▸ **Requirement**
Only the lines that include "source" should be copied from the data below.

▸ **Given records**
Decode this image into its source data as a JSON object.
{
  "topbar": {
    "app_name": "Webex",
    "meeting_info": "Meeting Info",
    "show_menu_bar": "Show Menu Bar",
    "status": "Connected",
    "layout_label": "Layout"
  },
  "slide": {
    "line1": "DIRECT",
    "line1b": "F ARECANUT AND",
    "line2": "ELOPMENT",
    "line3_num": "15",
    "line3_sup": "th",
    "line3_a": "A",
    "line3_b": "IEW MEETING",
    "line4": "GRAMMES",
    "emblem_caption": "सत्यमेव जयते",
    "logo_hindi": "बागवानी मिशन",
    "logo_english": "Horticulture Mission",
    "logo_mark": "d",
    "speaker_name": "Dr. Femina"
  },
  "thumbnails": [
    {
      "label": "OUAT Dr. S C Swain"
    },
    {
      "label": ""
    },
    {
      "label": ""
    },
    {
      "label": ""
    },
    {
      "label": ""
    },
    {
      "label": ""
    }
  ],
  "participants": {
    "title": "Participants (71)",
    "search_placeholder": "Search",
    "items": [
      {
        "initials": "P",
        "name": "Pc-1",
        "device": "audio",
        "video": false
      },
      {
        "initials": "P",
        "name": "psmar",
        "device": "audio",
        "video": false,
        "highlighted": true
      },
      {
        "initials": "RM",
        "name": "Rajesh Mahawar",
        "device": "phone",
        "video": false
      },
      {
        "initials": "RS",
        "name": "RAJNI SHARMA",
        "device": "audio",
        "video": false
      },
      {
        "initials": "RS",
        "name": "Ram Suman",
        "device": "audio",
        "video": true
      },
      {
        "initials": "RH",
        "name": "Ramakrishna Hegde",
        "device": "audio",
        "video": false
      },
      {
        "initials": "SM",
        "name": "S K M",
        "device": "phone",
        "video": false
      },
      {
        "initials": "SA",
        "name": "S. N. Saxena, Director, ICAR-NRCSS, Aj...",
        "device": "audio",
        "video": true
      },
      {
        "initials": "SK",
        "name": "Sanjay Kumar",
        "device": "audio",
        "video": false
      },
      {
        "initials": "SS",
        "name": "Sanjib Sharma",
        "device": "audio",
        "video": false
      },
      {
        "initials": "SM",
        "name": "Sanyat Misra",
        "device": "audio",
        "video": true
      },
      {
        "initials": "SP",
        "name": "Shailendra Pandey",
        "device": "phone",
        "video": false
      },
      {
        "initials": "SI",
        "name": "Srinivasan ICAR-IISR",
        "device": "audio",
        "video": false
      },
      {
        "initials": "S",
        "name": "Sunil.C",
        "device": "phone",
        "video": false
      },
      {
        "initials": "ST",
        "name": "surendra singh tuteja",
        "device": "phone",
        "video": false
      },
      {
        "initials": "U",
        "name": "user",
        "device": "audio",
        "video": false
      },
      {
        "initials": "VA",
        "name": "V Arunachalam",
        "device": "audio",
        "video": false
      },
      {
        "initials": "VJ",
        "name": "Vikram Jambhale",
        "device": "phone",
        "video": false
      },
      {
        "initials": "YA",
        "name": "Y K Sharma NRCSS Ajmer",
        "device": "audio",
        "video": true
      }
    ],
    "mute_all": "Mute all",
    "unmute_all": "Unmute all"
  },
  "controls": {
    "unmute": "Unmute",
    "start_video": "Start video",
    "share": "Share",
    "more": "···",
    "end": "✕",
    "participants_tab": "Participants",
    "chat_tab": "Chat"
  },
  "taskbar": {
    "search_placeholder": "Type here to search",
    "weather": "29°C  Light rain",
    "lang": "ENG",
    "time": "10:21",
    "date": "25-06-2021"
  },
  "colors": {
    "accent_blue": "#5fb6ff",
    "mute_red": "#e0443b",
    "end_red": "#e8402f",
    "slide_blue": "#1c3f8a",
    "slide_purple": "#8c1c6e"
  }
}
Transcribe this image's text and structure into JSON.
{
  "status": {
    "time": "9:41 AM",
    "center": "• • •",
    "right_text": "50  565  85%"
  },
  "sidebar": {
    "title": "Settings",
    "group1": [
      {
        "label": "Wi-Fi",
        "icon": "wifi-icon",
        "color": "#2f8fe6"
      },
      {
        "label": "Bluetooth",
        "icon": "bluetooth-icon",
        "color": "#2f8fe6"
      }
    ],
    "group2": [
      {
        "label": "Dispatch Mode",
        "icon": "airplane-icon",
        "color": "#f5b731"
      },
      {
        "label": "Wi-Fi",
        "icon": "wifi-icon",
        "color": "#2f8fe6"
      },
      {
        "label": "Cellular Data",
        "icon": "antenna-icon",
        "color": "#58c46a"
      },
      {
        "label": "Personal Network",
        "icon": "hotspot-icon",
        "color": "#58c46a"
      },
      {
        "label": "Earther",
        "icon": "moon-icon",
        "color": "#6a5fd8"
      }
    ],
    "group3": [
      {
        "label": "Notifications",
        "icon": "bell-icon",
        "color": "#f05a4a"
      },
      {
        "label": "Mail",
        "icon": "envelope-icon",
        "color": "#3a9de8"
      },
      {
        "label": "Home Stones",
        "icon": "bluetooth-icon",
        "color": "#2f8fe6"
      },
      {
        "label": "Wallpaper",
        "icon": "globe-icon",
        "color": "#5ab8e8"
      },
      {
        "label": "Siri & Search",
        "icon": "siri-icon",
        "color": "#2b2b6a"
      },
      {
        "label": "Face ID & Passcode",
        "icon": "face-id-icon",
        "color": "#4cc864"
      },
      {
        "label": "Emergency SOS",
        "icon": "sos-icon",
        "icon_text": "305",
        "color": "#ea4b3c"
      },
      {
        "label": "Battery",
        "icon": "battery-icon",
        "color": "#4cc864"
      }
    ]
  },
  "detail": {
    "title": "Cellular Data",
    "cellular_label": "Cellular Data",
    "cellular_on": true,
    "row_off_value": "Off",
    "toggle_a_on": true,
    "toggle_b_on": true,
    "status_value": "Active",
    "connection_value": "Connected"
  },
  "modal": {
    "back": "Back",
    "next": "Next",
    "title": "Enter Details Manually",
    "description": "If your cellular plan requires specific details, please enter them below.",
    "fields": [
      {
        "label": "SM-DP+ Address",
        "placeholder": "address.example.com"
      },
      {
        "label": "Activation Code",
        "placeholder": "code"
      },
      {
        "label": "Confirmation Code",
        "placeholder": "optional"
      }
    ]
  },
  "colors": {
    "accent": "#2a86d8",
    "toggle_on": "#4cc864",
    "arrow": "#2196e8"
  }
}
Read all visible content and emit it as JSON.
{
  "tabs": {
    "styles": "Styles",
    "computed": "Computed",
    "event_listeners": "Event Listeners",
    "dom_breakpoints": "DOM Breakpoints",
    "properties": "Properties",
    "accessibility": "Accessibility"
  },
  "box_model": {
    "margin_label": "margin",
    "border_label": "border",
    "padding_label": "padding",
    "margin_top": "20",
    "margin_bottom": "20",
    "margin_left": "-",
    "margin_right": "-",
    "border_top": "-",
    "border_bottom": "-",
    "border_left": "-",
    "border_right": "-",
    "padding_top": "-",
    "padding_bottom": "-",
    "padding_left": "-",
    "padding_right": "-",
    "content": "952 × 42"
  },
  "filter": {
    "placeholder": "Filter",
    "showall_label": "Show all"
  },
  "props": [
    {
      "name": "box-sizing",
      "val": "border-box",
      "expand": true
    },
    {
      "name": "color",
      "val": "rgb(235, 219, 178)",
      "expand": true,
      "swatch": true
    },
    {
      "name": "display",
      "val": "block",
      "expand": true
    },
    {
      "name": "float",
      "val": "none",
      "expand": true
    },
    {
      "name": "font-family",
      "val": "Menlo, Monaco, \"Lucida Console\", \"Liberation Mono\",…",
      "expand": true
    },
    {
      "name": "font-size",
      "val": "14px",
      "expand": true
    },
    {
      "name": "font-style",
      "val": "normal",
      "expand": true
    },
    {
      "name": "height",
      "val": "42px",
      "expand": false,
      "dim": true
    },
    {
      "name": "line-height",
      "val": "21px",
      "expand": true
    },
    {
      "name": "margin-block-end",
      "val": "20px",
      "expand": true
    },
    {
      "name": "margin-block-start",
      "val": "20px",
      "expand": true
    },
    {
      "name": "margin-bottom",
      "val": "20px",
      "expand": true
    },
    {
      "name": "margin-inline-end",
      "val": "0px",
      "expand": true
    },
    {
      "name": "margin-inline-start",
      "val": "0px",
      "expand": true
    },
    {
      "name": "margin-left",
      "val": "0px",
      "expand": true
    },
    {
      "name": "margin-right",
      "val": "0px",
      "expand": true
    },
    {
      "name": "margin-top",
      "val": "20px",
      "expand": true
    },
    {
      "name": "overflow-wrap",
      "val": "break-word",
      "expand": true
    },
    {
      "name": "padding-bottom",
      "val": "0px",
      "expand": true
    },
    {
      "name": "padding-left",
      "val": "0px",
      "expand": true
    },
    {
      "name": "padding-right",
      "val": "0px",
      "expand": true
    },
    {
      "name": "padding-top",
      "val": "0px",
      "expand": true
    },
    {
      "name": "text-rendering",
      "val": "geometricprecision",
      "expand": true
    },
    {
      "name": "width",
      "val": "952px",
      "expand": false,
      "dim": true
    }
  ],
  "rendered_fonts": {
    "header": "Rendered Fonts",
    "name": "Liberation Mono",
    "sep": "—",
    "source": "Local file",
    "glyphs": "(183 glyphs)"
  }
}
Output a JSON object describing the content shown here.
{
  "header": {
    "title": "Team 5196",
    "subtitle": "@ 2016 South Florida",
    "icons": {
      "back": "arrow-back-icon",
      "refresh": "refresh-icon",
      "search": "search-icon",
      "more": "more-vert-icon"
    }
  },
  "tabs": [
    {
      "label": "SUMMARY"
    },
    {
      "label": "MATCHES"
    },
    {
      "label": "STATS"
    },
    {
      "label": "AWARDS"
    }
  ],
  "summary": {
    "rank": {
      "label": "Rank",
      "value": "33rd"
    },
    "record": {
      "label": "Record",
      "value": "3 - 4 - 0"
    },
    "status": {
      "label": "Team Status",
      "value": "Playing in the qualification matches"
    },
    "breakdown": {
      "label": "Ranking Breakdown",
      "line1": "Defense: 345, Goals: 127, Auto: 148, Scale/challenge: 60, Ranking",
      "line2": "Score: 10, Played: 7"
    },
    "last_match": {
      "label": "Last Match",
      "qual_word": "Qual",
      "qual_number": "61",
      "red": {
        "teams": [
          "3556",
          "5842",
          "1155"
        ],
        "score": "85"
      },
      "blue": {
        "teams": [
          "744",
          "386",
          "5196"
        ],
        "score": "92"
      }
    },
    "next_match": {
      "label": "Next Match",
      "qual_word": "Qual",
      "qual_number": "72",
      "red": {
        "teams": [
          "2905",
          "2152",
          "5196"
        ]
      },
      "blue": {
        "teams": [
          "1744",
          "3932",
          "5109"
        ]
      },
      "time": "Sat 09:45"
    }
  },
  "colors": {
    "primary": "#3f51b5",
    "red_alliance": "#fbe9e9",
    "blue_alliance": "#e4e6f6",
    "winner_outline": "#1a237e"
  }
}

▸ **Worked solution**
Decode this image into its source data as a JSON object.
    "source": "Local file",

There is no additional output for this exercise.